**ACTIVITY**
Among the records below, find the lines that contain "Ensure" and copy each of them.

◆ ◆ ◆ ◆ ◆ ◆ ◆

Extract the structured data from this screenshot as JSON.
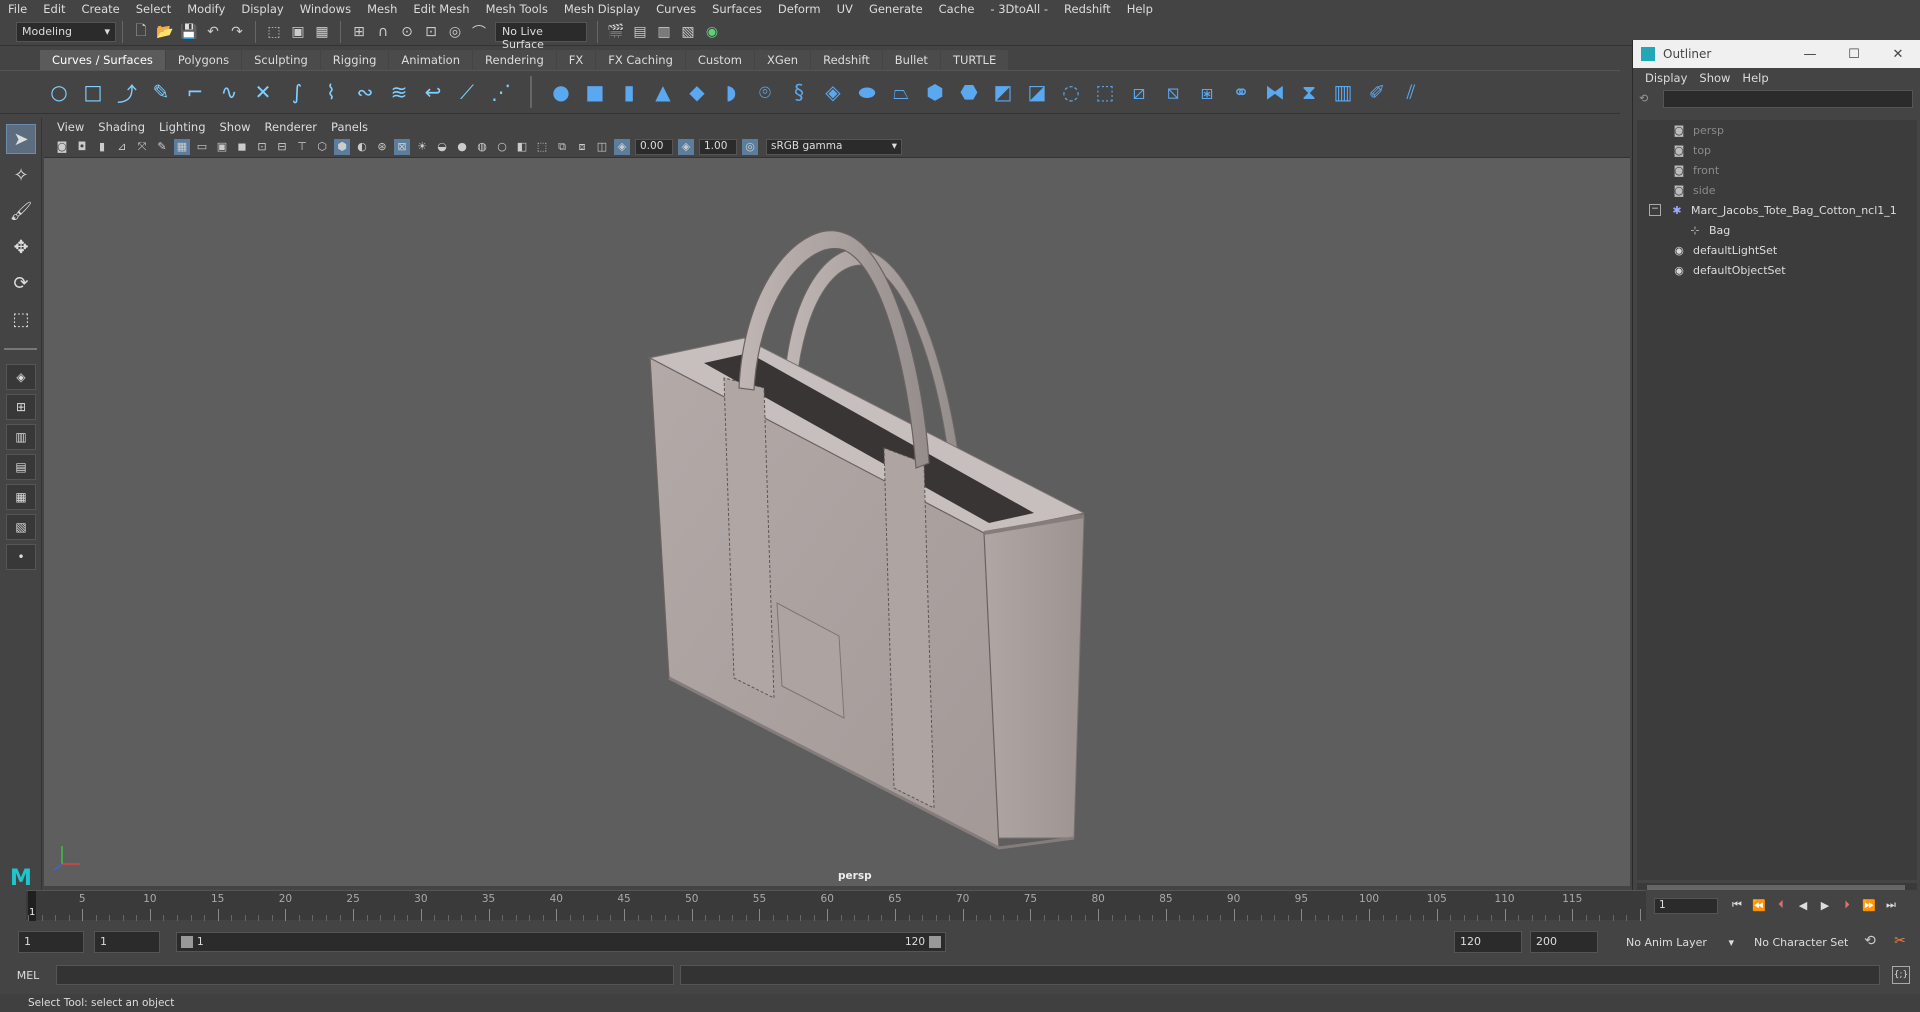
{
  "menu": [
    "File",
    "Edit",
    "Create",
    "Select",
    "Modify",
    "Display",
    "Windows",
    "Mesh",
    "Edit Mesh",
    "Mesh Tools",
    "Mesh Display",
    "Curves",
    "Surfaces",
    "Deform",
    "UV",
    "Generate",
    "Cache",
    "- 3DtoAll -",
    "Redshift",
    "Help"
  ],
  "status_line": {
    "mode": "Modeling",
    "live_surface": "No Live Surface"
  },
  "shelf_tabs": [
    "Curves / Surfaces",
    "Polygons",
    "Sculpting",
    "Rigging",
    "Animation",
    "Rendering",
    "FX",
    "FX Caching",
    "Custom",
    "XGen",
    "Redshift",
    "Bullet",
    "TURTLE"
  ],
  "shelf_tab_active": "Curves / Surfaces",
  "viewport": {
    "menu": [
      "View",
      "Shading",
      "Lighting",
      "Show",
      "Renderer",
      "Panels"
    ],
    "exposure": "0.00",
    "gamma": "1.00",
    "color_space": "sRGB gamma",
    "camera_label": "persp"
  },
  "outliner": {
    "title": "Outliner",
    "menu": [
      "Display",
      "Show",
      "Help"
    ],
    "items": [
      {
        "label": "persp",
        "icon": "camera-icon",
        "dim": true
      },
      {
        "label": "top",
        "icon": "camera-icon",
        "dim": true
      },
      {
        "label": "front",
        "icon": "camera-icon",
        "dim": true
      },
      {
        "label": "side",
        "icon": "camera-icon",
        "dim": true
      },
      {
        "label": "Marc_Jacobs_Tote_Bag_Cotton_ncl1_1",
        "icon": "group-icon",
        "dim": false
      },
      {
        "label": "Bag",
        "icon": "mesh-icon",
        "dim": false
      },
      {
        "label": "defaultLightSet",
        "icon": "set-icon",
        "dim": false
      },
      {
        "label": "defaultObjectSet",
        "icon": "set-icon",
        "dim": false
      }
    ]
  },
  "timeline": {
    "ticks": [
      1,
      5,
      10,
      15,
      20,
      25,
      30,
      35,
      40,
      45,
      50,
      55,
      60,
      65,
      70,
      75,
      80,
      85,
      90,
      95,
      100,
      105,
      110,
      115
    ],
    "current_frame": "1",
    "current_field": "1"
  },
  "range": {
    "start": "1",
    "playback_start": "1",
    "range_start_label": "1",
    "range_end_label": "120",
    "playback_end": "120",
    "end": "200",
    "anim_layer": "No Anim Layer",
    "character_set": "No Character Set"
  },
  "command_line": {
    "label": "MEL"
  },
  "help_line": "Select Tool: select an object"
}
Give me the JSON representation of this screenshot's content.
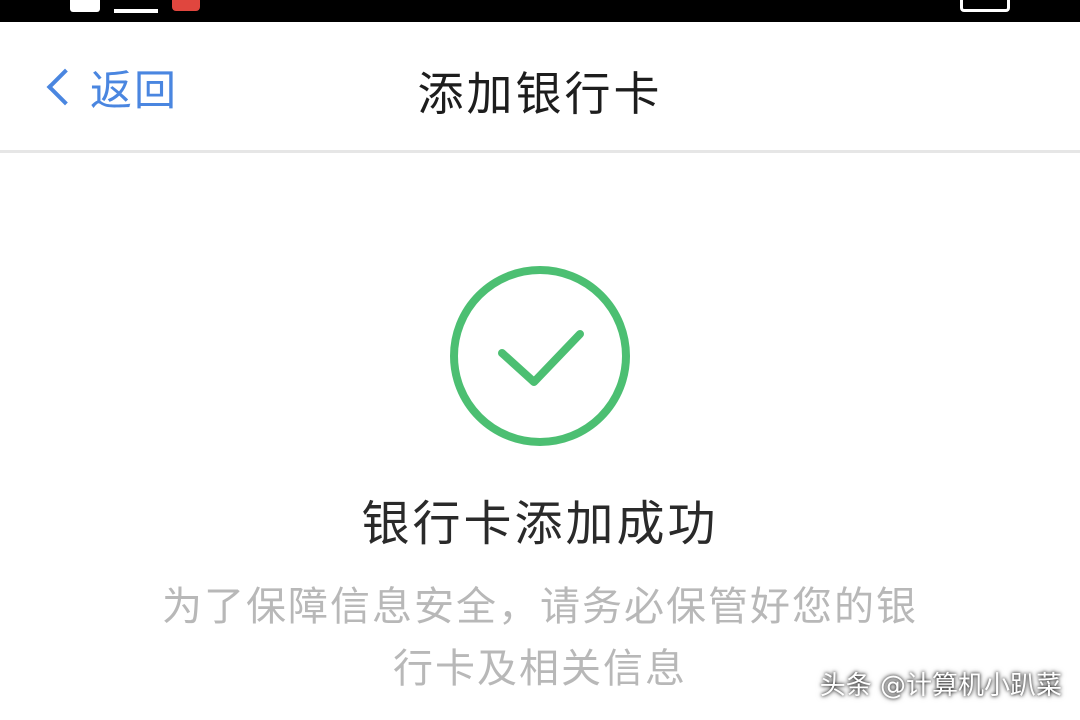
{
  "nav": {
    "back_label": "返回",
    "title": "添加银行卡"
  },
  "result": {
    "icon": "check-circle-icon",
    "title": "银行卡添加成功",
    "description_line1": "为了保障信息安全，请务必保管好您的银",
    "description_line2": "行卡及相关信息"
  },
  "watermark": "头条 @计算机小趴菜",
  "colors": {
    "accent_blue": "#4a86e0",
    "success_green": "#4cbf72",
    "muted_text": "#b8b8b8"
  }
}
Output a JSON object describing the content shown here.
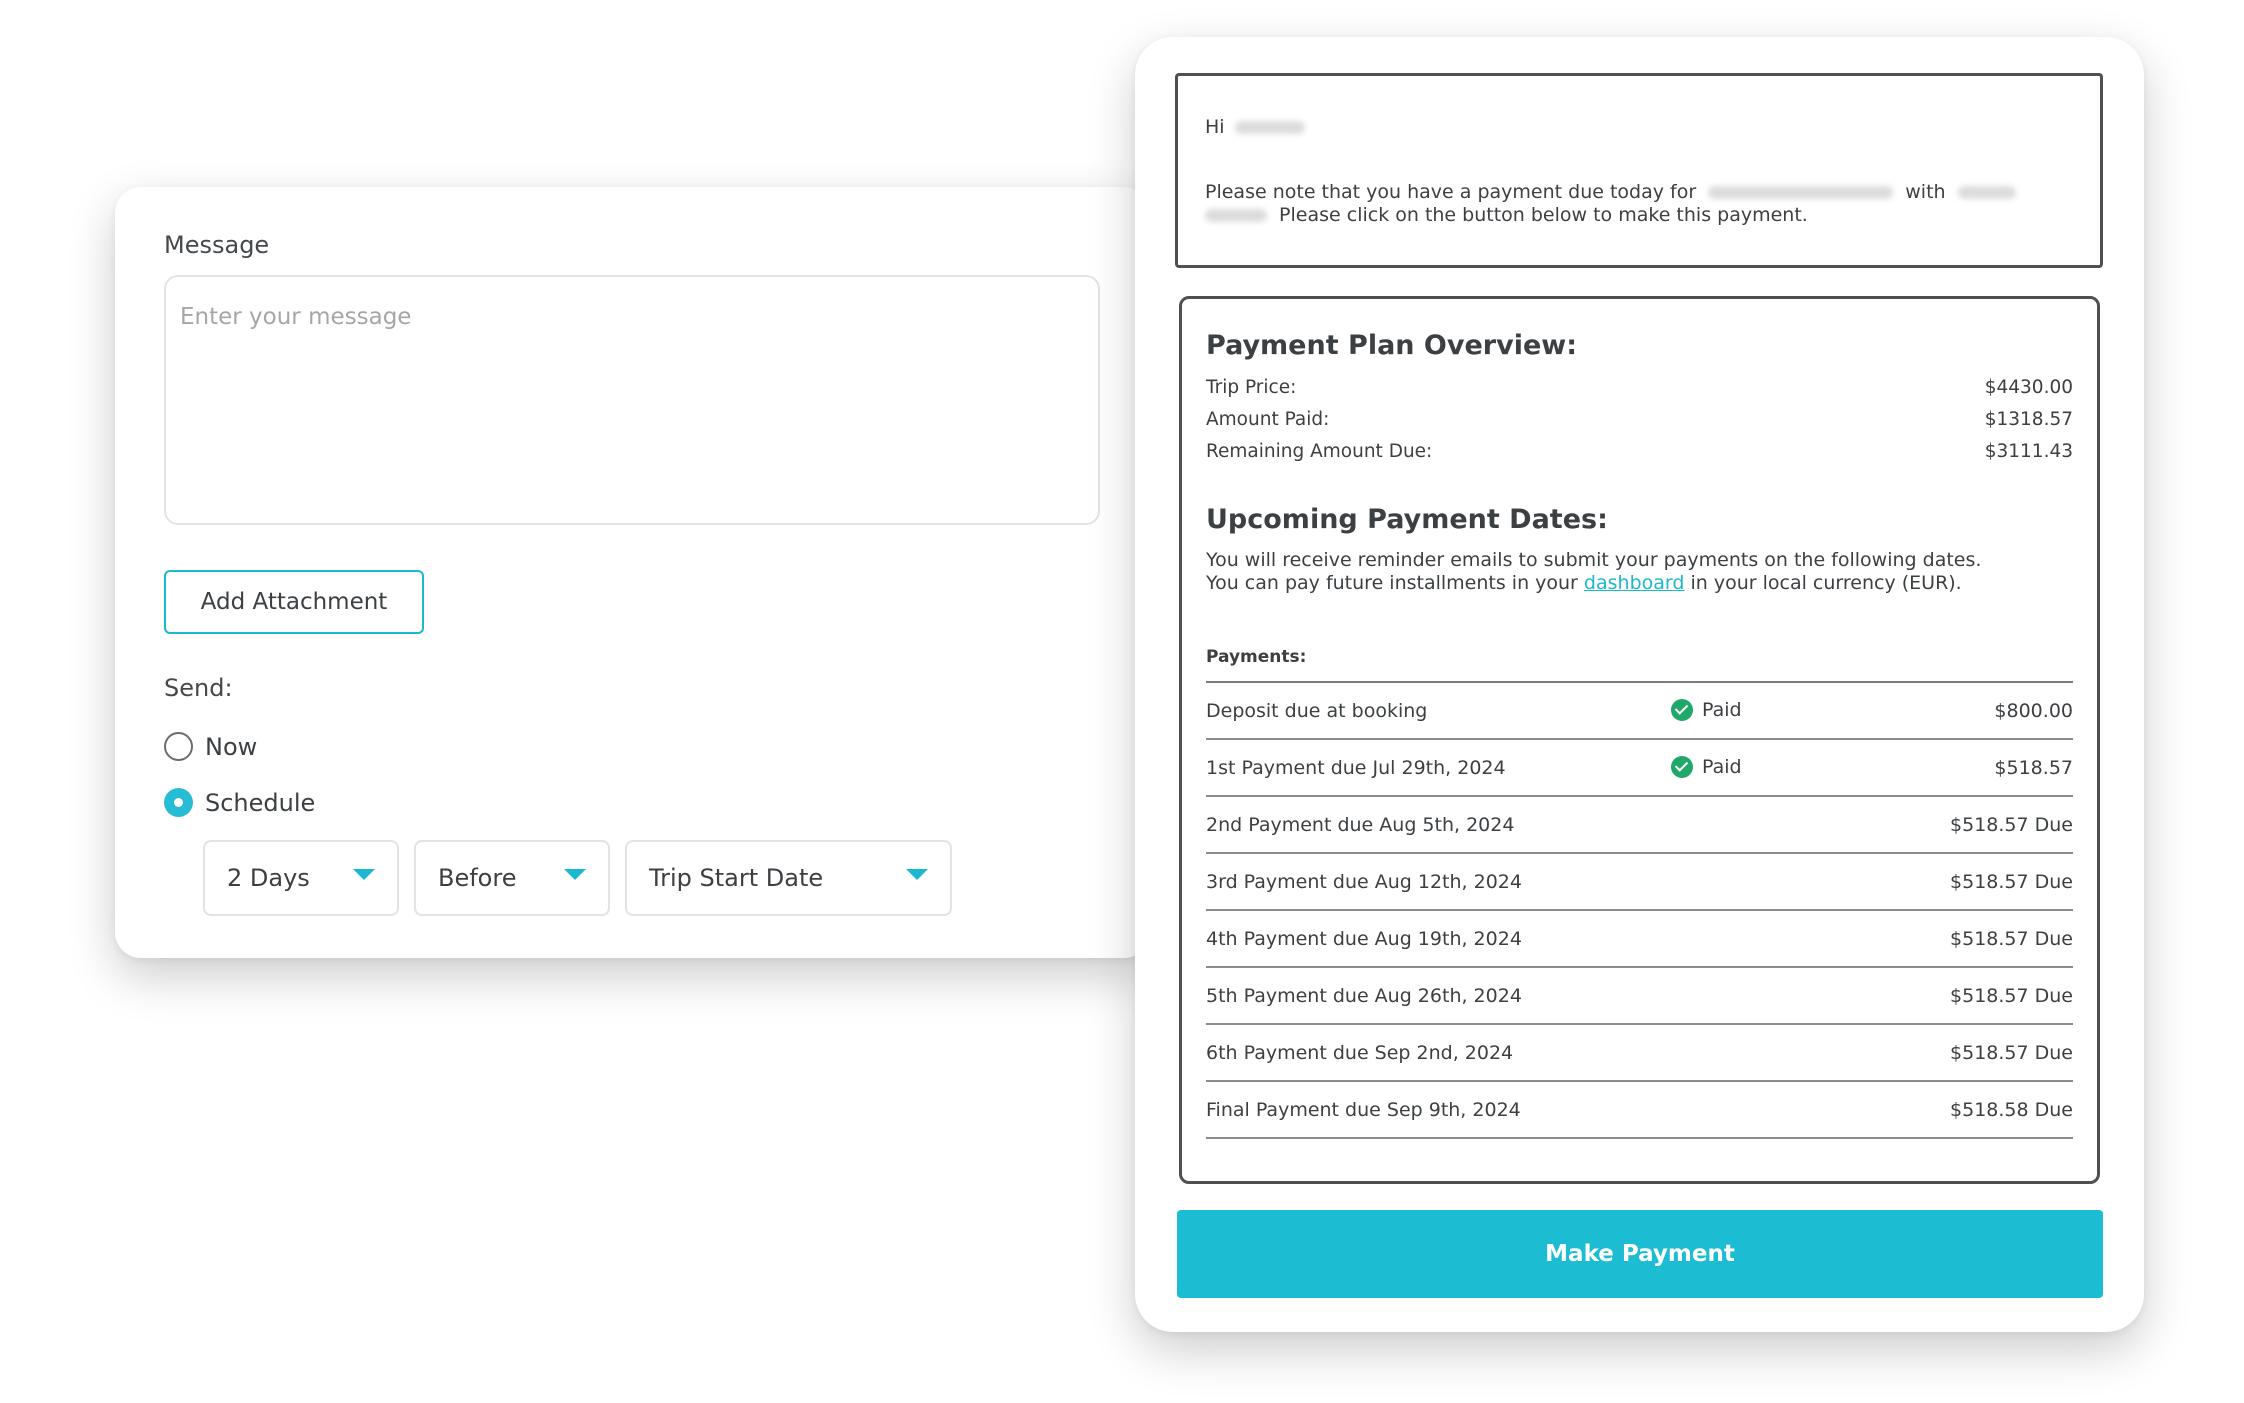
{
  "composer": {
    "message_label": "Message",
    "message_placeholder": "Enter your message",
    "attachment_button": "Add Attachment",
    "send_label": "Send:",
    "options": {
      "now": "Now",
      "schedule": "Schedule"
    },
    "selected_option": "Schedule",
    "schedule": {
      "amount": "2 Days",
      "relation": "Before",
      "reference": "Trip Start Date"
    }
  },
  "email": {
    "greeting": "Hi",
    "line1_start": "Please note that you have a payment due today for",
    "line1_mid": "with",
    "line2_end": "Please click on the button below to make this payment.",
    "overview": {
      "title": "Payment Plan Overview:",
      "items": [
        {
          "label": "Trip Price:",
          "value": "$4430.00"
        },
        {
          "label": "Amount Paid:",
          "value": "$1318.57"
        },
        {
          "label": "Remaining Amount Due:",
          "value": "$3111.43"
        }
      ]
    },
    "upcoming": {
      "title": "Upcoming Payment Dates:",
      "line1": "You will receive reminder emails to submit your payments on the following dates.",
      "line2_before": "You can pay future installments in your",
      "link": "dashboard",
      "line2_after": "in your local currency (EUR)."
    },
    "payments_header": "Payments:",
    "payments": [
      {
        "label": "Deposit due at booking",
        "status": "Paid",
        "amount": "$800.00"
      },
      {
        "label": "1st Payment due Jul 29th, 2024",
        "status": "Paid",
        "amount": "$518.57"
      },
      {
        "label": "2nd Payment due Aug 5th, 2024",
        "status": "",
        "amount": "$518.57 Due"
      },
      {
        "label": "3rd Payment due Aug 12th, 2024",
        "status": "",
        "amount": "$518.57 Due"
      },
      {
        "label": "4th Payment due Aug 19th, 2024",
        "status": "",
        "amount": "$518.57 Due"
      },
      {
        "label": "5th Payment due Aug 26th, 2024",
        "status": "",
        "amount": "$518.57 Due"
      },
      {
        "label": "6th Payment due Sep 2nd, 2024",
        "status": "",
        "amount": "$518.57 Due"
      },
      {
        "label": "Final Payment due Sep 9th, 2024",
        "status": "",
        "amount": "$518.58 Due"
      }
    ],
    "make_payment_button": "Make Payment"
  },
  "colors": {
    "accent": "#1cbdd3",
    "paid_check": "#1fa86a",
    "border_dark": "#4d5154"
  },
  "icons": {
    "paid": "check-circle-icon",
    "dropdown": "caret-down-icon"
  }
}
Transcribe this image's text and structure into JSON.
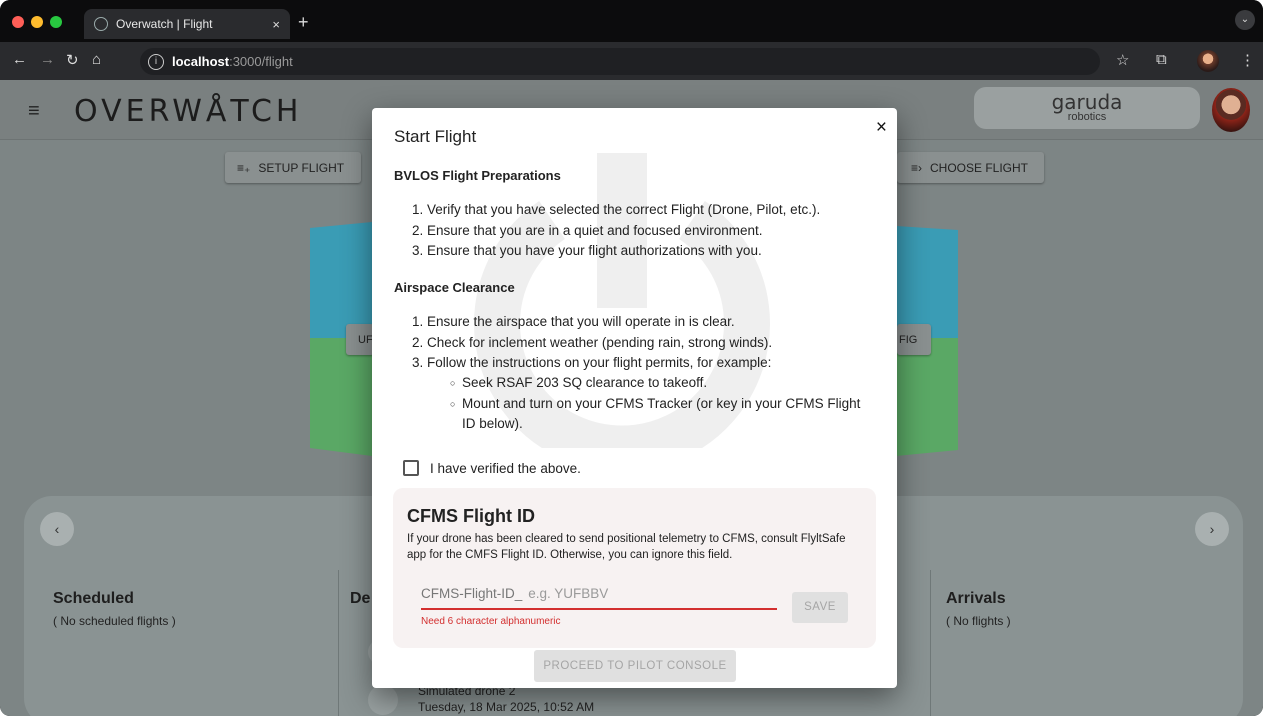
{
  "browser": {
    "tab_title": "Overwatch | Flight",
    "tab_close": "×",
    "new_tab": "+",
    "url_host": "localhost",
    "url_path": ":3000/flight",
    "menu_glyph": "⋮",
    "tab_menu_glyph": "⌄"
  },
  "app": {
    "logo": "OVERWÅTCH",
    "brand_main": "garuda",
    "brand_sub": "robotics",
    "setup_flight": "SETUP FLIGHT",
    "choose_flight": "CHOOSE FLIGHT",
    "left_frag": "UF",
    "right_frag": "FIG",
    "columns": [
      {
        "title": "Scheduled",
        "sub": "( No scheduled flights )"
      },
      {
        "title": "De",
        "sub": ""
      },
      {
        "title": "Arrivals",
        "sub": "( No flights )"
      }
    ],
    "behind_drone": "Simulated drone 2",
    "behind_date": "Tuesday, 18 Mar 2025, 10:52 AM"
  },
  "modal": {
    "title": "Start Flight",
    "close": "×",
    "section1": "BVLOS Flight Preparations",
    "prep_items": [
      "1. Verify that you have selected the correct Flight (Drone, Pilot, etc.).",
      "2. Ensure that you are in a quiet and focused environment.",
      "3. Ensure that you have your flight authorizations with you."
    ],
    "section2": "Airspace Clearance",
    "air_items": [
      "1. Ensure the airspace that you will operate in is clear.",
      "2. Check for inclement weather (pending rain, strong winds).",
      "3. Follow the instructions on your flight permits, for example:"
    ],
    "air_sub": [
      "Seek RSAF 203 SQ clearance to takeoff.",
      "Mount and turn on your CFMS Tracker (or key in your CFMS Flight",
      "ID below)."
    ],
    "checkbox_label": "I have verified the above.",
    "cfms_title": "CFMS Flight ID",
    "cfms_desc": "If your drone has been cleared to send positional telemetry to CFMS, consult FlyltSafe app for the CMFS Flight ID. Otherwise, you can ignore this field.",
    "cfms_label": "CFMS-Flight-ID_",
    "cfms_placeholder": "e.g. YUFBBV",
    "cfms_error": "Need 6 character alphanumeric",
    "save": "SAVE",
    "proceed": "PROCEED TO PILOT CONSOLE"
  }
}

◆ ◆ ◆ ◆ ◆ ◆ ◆

**ANSWER TO THIS PROBLEM**
      "2. Ensure that you are in a quiet and focused environment.",
      "3. Ensure that you have your flight authorizations with you."
      "1. Ensure the airspace that you will operate in is clear.",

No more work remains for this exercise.